Hypertension can be difficult to control with antihypertensive agents without normalization of hypercortisolemia. Fallo and colleagues conducted a retrospective study of 40 patients with hypertension in Cushing’s syndrome; 28 had received conventional antihypertensive therapy while 12 were treated with ketoconazole. Blood pressure normalized in only 4 of the 28 patients on conventional treatment. Twelve of the remaining 24 patients were placed on ketoconazole, with normalization of blood pressure in all but one patient. In the second group, 11 of the 12 patients achieved normal blood pressure with ketoconazole alone (59). Whether this reflects bias in allocation to either treatment or suboptimal use of antihypertensive medications is not known. Specific treatment of hypertension and normalization of cortisol levels is essential in Cushing’s syndrome.
Surgical excision of cortisol or ACTH producing tumors remains the optimal treatment of Cushing’s syndrome. Worldwide, transsphenoidal resection of pituitary adenoma for Cushing’s disease has immediate post-operative cure rates of 78 to 97%, with best results with microadenomas and experienced neurosurgeons. Unilateral or bilateral adrenalectomy is used for primary adrenal disease, depending on its location. Localization and surgical excision of non-metastatic ectopic ACTH-secreting tumors leads to cure. Bilateral adrenalectomy can be considered when a tumor cannot be localized or other treatments have failed (10).
Even after ‘curative’ surgery for Cushing’s syndrome, not all patients become normotensive. Studies have shown that about one-third of adult patients after surgery continue to have hypertension (60 - 62). Persistent hypertension after surgery correlates with the duration, but not the severity, of preoperative hypertension. These findings are similar to rates of persistent hypertension after treatment of other forms of secondary hypertension in adults, and probably reflect irreparable damage or remodeling of the vasculature from long-standing hypertension. By contrast, children and adolescents show complete resolution of hypertension within one year after surgical cure (15). The exact reason for this is not known but it may be related to the shorter duration of hypercortisolemia and/or vascular protective factors in younger patients.
Cushing’s syndrome results from chronic pathological exposure to glucocorticoids. Hypertension is present in almost 80% of patients with Cushing’s syndrome and if left uncontrolled can lead to an increased cardiovascular risk and mortality. Although the exact pathophysiology leading to hypertension in Cushing’s syndrome is still not known, several possible mechanisms have been proposed (Figure 1). These include the presence of a functional mineralocorticoid excess state secondary to substrate saturation of the 11-β HSD 2 enzyme, upregulation of the renin angiotensin system, inhibition of vasodilators, and an enhanced vasoreactivity to vasopressors. Control of hypercortisolemia is important for blood pressure control. Normalization of hypercortisolemia via surgical resection of the source of excess glucocorticoids – adrenal pathology, pituitary adenoma or an ectopic tumor – remains the therapeutic goal. Anti-glucocorticoid drugs and antihypertensive agents should be used as adjunctive modes of treatment to normalize blood pressure.

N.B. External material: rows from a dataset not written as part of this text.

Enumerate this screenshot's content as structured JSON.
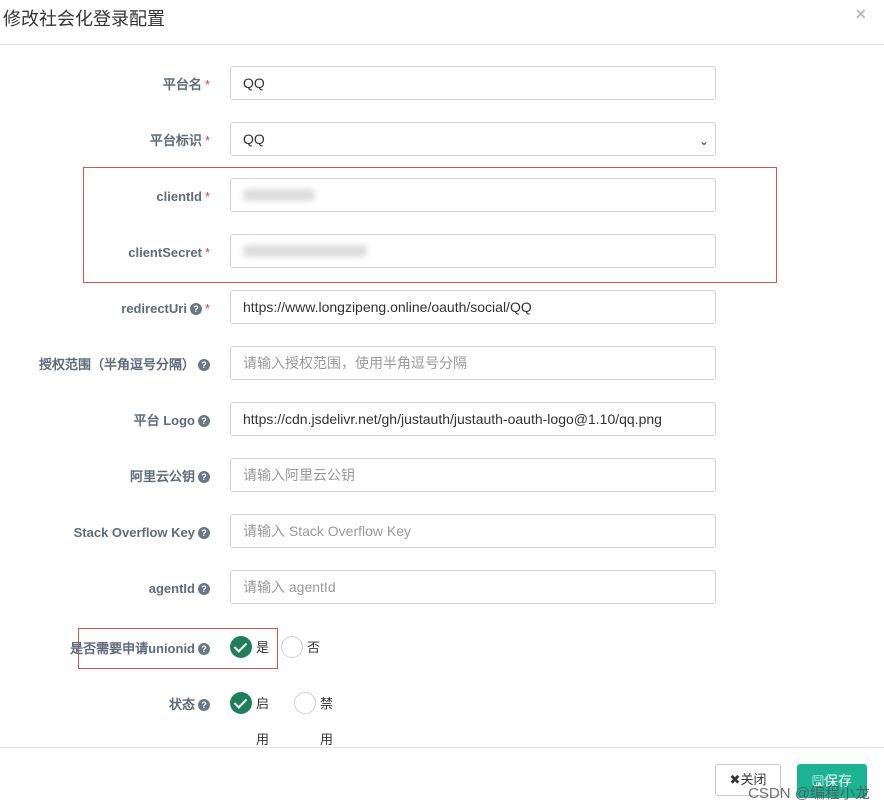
{
  "dialog": {
    "title": "修改社会化登录配置",
    "close_symbol": "×"
  },
  "fields": {
    "platform_name": {
      "label": "平台名",
      "required": "*",
      "value": "QQ"
    },
    "platform_id": {
      "label": "平台标识",
      "required": "*",
      "value": "QQ",
      "arrow": "⌄"
    },
    "client_id": {
      "label": "clientId",
      "required": "*",
      "value": ""
    },
    "client_secret": {
      "label": "clientSecret",
      "required": "*",
      "value": ""
    },
    "redirect_uri": {
      "label": "redirectUri",
      "help": "?",
      "required": "*",
      "value": "https://www.longzipeng.online/oauth/social/QQ"
    },
    "scope": {
      "label": "授权范围（半角逗号分隔）",
      "help": "?",
      "placeholder": "请输入授权范围，使用半角逗号分隔"
    },
    "logo": {
      "label": "平台 Logo",
      "help": "?",
      "value": "https://cdn.jsdelivr.net/gh/justauth/justauth-oauth-logo@1.10/qq.png"
    },
    "alipay_key": {
      "label": "阿里云公钥",
      "help": "?",
      "placeholder": "请输入阿里云公钥"
    },
    "stackoverflow_key": {
      "label": "Stack Overflow Key",
      "help": "?",
      "placeholder": "请输入 Stack Overflow Key"
    },
    "agent_id": {
      "label": "agentId",
      "help": "?",
      "placeholder": "请输入 agentId"
    },
    "unionid": {
      "label": "是否需要申请unionid",
      "help": "?",
      "options": [
        "是",
        "否"
      ],
      "selected": "是"
    },
    "status": {
      "label": "状态",
      "help": "?",
      "options": [
        "启用",
        "禁用"
      ],
      "selected": "启用"
    }
  },
  "footer": {
    "close_label": "✖关闭",
    "save_label": "🖫保存"
  },
  "watermark": "CSDN @编程小龙",
  "colors": {
    "accent": "#1bb394",
    "radio_checked": "#1e7e5a",
    "required": "#e5383b",
    "highlight_box": "#d9534f"
  }
}
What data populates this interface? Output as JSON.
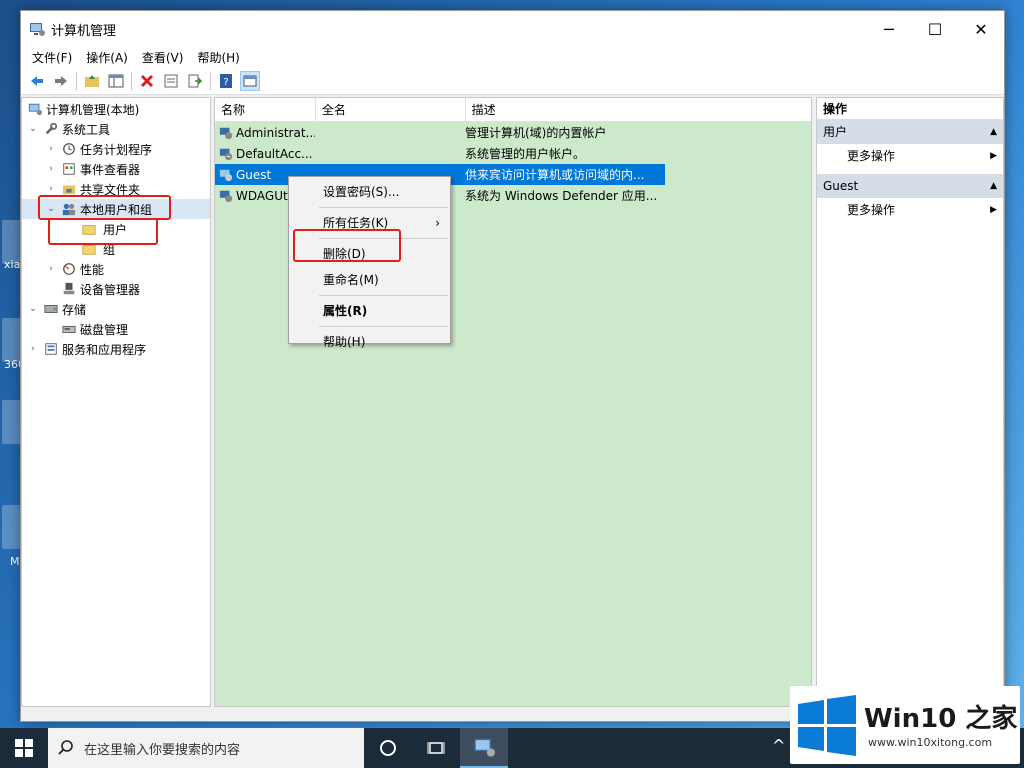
{
  "window": {
    "title": "计算机管理",
    "controls": {
      "minimize": "─",
      "maximize": "☐",
      "close": "✕"
    }
  },
  "menu": [
    "文件(F)",
    "操作(A)",
    "查看(V)",
    "帮助(H)"
  ],
  "toolbar_icons": [
    "back-icon",
    "forward-icon",
    "up-folder-icon",
    "show-tree-icon",
    "delete-icon",
    "properties-icon",
    "export-icon",
    "help-icon",
    "mmc-icon"
  ],
  "tree": {
    "root": "计算机管理(本地)",
    "system_tools": "系统工具",
    "task_scheduler": "任务计划程序",
    "event_viewer": "事件查看器",
    "shared_folders": "共享文件夹",
    "local_users": "本地用户和组",
    "users": "用户",
    "groups": "组",
    "performance": "性能",
    "device_manager": "设备管理器",
    "storage": "存储",
    "disk_management": "磁盘管理",
    "services": "服务和应用程序"
  },
  "list": {
    "columns": [
      "名称",
      "全名",
      "描述"
    ],
    "rows": [
      {
        "name": "Administrat...",
        "fullname": "",
        "desc": "管理计算机(域)的内置帐户"
      },
      {
        "name": "DefaultAcc...",
        "fullname": "",
        "desc": "系统管理的用户帐户。"
      },
      {
        "name": "Guest",
        "fullname": "",
        "desc": "供来宾访问计算机或访问域的内..."
      },
      {
        "name": "WDAGUt",
        "fullname": "",
        "desc": "系统为 Windows Defender 应用..."
      }
    ]
  },
  "context_menu": {
    "set_password": "设置密码(S)...",
    "all_tasks": "所有任务(K)",
    "submenu_arrow": "›",
    "delete": "删除(D)",
    "rename": "重命名(M)",
    "properties": "属性(R)",
    "help": "帮助(H)"
  },
  "actions": {
    "header": "操作",
    "section1": "用户",
    "section1_item": "更多操作",
    "section2": "Guest",
    "section2_item": "更多操作"
  },
  "taskbar": {
    "search_placeholder": "在这里输入你要搜索的内容",
    "chevron": "^"
  },
  "desktop_labels": [
    "xia",
    "360",
    "M"
  ],
  "watermark": {
    "brand": "Win10 之家",
    "url": "www.win10xitong.com"
  },
  "colors": {
    "selection": "#0078d7",
    "list_bg": "#cce9cc",
    "highlight_box": "#e0201a",
    "windows_blue": "#0a7bd6"
  }
}
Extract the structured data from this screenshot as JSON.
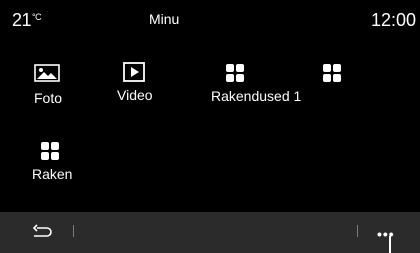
{
  "status": {
    "temperature": "21",
    "temperature_unit": "°C",
    "title": "Minu",
    "time": "12:00"
  },
  "apps": [
    {
      "label": "Foto",
      "icon": "photo-icon"
    },
    {
      "label": "Video",
      "icon": "video-icon"
    },
    {
      "label": "Rakendused 1",
      "icon": "apps-grid-icon"
    },
    {
      "label": "",
      "icon": "apps-grid-icon"
    },
    {
      "label": "Raken",
      "icon": "apps-grid-icon"
    }
  ],
  "bottom_bar": {
    "back_icon": "back-arrow-icon",
    "more_label": "•••",
    "more_icon": "more-icon"
  },
  "colors": {
    "background": "#000000",
    "bottom_bar": "#2b2b2b",
    "text": "#ffffff"
  }
}
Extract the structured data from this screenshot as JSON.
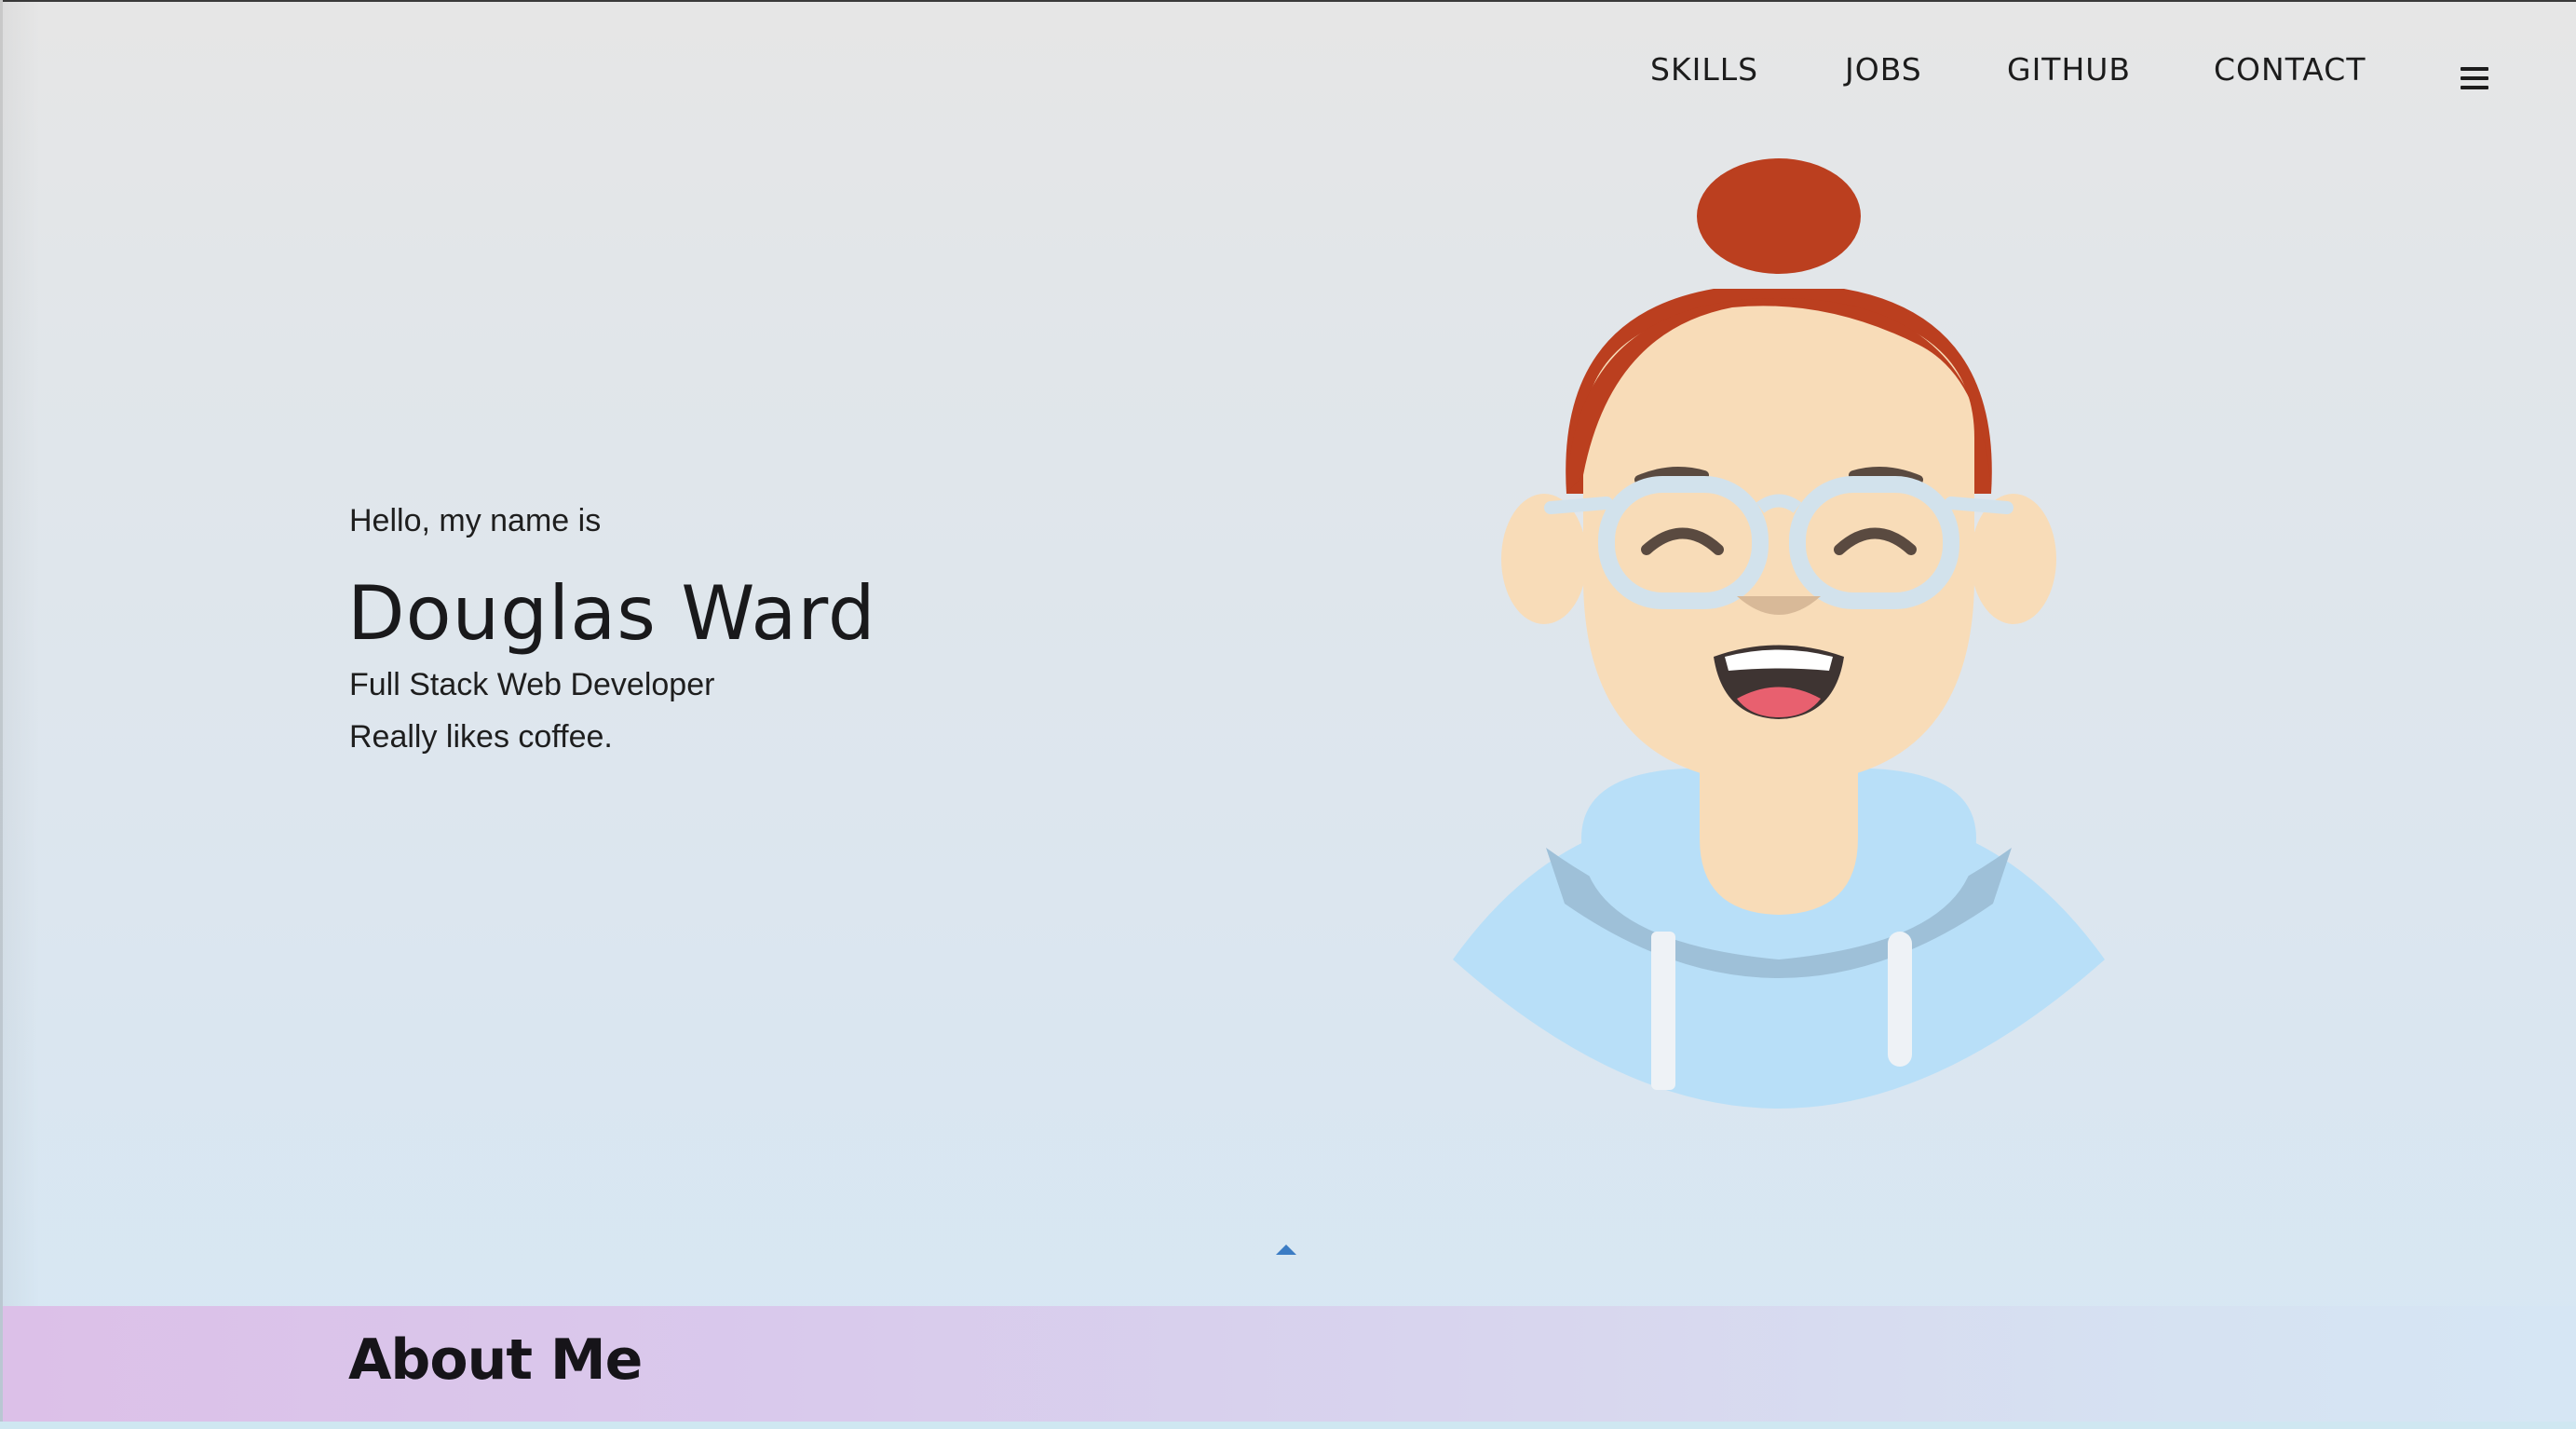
{
  "nav": {
    "links": [
      {
        "label": "SKILLS"
      },
      {
        "label": "JOBS"
      },
      {
        "label": "GITHUB"
      },
      {
        "label": "CONTACT"
      }
    ],
    "menu_icon": "hamburger-menu-icon"
  },
  "hero": {
    "greeting": "Hello, my name is",
    "name": "Douglas Ward",
    "title": "Full Stack Web Developer",
    "tagline": "Really likes coffee."
  },
  "scroll_icon": "caret-up-icon",
  "about": {
    "heading": "About Me"
  },
  "colors": {
    "hair": "#bb3f1f",
    "skin": "#f8dcb8",
    "hoodie": "#b8dff8",
    "glasses": "#d2e2ec",
    "accent": "#3b7cc4",
    "about_gradient_start": "#dcc0e8",
    "about_gradient_end": "#d6e6f4"
  }
}
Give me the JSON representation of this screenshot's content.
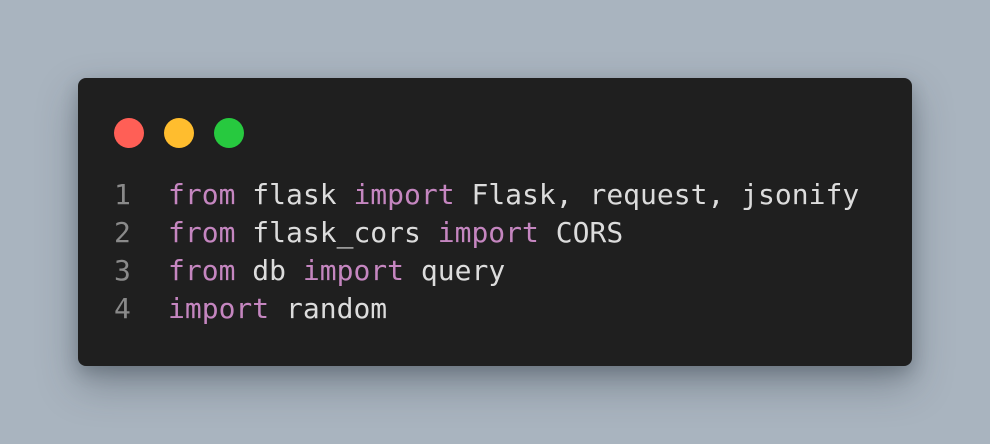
{
  "window": {
    "controls": [
      {
        "name": "close",
        "color": "#ff5f56"
      },
      {
        "name": "minimize",
        "color": "#ffbd2e"
      },
      {
        "name": "maximize",
        "color": "#27c93f"
      }
    ]
  },
  "colors": {
    "background": "#a9b4bf",
    "editor": "#1f1f1f",
    "keyword": "#c586c0",
    "text": "#dcdcdc",
    "line_number": "#8a8a8a"
  },
  "code": {
    "lines": [
      {
        "number": "1",
        "t0": "from",
        "t1": " flask ",
        "t2": "import",
        "t3": " Flask, request, jsonify"
      },
      {
        "number": "2",
        "t0": "from",
        "t1": " flask_cors ",
        "t2": "import",
        "t3": " CORS"
      },
      {
        "number": "3",
        "t0": "from",
        "t1": " db ",
        "t2": "import",
        "t3": " query"
      },
      {
        "number": "4",
        "t0": "import",
        "t1": " random"
      }
    ]
  }
}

This work was supported by the intramural program of the National Institute of Child Health and Human Development, National Institutes of Health
On part of the NIH, Dr. Nieman participates in a Cooperative Research and Development Agreement (CRADA with HRA-Pharma to evaluate mifepristone treatment of ectopic ACTH secretion. Dr. Sharma has nothing to disclose.